n = d_k^{d_k} + d_{k-1}^{d_{k-1}} + \dots + d_2^{d_2} + d_1^{d_1}\,.

1 is PDDI in any base. Apart from 1 there is only one other PDDI in the decimal system, 3435. It is important to note that 0 and 438579088 (sequence A046253 in OEIS), are PDDIs under the convention that 00 = 0, but this is not standard usage.[2][3]

3^3 + 4^4 + 3^3 + 5^5 = 27 + 256 + 27 + 3125 = 3435
4^4 + 3^3 + 8^8 + 5^5 + 7^7 + 9^9 + 0^0 + 8^8 + 8^8
= 256 + 27 + 16777216 + 3125 + 823543 + 387420489 + 0 + 16777216 + 16777216 = 438579088

More generally, there are finitely many PDDIs in any base.

References[edit]

  1. ^ van Berkel, Daan (2009). "On a curious property of 3435". arXiv:0911.3038 [math.HO].
  2. ^ Narcisstic Number, Harvey Heinz
  3. ^ Wells, David (1997). The Penguin Dictionary of Curious and Interesting Numbers.
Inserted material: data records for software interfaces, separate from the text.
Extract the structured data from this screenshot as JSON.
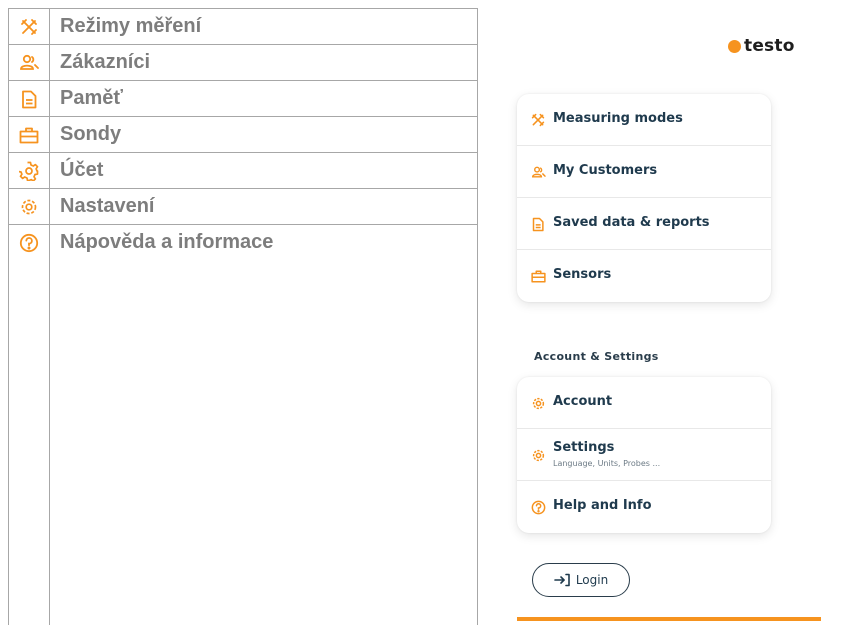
{
  "colors": {
    "accent": "#f6931f",
    "label_gray": "#7d7d7d",
    "app_text": "#1f3a4d"
  },
  "table": {
    "rows": [
      {
        "icon": "tools-icon",
        "label": "Režimy měření"
      },
      {
        "icon": "customers-icon",
        "label": "Zákazníci"
      },
      {
        "icon": "document-icon",
        "label": "Paměť"
      },
      {
        "icon": "toolbox-icon",
        "label": "Sondy"
      },
      {
        "icon": "gear-icon",
        "label": "Účet"
      },
      {
        "icon": "gear-icon",
        "label": "Nastavení"
      },
      {
        "icon": "help-icon",
        "label": "Nápověda a informace"
      }
    ]
  },
  "app": {
    "brand": "testo",
    "main_menu": [
      {
        "icon": "tools-icon",
        "label": "Measuring modes"
      },
      {
        "icon": "customers-icon",
        "label": "My Customers"
      },
      {
        "icon": "document-icon",
        "label": "Saved data & reports"
      },
      {
        "icon": "toolbox-icon",
        "label": "Sensors"
      }
    ],
    "section_title": "Account & Settings",
    "settings_menu": [
      {
        "icon": "gear-icon",
        "label": "Account"
      },
      {
        "icon": "gear-icon",
        "label": "Settings",
        "sublabel": "Language, Units, Probes ..."
      },
      {
        "icon": "help-icon",
        "label": "Help and Info"
      }
    ],
    "login_label": "Login"
  }
}
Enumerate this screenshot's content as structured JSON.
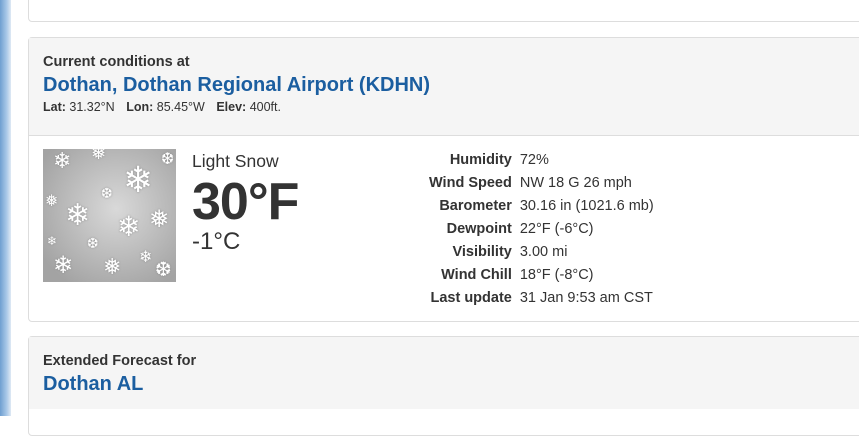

London: Penguin. p. 185. ISBN 0-14-026149-4. 

External links[edit]